*** Opening of Information provided ***
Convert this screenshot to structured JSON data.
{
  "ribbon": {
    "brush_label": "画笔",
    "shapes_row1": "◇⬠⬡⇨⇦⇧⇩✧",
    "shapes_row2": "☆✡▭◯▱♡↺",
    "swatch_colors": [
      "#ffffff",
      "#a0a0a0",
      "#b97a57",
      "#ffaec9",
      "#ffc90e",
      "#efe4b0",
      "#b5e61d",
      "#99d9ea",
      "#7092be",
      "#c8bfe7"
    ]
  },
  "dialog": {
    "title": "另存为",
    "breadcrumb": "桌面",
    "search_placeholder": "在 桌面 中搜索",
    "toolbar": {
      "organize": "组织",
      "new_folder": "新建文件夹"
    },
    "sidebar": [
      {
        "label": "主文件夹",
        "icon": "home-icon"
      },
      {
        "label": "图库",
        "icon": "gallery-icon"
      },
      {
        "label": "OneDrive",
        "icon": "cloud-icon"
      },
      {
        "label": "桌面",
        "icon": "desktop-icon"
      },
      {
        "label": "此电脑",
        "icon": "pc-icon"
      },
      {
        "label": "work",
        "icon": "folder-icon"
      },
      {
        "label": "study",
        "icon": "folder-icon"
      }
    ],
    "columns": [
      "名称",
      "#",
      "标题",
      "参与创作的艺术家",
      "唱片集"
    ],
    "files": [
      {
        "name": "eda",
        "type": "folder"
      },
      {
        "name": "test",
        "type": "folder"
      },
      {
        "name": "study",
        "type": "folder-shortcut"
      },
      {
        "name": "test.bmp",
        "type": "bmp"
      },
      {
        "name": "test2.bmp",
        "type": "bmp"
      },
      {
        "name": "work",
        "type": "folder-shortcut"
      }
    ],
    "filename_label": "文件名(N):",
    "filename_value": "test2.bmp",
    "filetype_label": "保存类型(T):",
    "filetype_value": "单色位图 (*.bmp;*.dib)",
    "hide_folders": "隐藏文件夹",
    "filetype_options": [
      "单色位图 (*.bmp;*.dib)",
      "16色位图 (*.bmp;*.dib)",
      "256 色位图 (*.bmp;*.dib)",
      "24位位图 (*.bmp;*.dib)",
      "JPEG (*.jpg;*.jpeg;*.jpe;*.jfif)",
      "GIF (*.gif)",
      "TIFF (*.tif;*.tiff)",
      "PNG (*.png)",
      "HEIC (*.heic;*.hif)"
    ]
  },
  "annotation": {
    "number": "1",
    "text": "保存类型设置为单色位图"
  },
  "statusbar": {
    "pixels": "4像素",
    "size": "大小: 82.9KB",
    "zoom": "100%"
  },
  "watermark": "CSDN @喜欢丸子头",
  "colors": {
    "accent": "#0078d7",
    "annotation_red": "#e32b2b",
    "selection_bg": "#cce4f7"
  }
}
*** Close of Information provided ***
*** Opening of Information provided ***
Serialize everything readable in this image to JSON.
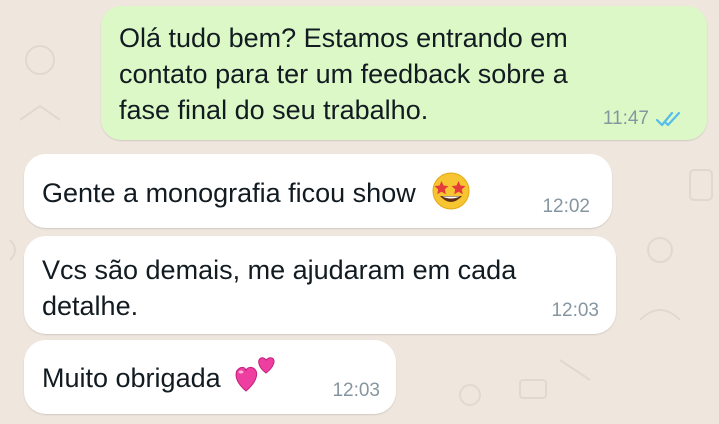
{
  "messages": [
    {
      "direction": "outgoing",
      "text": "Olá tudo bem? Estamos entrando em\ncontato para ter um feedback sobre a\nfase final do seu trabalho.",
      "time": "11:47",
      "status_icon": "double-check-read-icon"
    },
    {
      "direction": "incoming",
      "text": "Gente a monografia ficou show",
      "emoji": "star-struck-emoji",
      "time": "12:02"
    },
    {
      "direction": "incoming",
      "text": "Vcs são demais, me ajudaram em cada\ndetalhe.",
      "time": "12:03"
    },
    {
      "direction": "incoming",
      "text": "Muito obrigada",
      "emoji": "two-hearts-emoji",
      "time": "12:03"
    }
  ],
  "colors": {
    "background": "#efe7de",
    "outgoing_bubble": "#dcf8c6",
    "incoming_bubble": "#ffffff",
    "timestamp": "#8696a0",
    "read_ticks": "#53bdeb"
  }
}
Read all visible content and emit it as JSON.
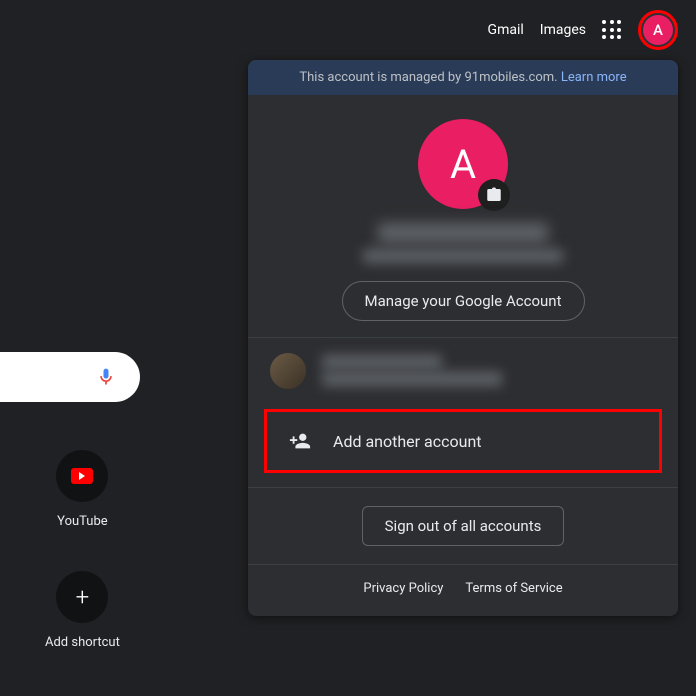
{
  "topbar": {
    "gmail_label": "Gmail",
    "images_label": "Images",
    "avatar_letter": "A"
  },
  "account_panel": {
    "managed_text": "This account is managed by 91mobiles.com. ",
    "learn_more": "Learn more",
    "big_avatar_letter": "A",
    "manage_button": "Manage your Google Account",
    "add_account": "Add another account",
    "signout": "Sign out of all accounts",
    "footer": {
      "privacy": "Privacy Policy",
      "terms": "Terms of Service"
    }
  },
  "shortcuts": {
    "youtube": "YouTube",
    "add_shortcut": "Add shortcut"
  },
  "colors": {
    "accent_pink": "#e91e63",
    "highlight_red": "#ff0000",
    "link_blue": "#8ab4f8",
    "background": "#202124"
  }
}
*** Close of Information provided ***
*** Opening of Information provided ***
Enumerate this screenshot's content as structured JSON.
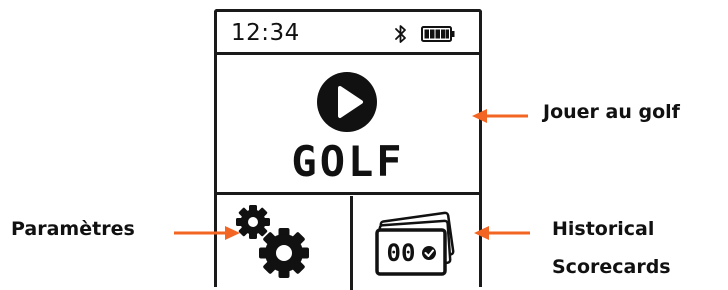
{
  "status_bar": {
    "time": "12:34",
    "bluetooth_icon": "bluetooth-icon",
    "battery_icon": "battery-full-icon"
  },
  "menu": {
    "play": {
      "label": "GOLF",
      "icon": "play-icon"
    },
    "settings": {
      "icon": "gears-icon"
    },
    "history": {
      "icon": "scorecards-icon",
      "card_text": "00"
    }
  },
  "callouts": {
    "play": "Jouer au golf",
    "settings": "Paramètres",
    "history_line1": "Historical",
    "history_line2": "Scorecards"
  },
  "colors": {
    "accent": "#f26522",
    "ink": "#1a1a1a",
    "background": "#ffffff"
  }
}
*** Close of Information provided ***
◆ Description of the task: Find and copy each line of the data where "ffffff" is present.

◆ Solution for this problem:
      "#ffffff",
    "incoming_bubble": "#ffffff",
    "background": "#ffffff"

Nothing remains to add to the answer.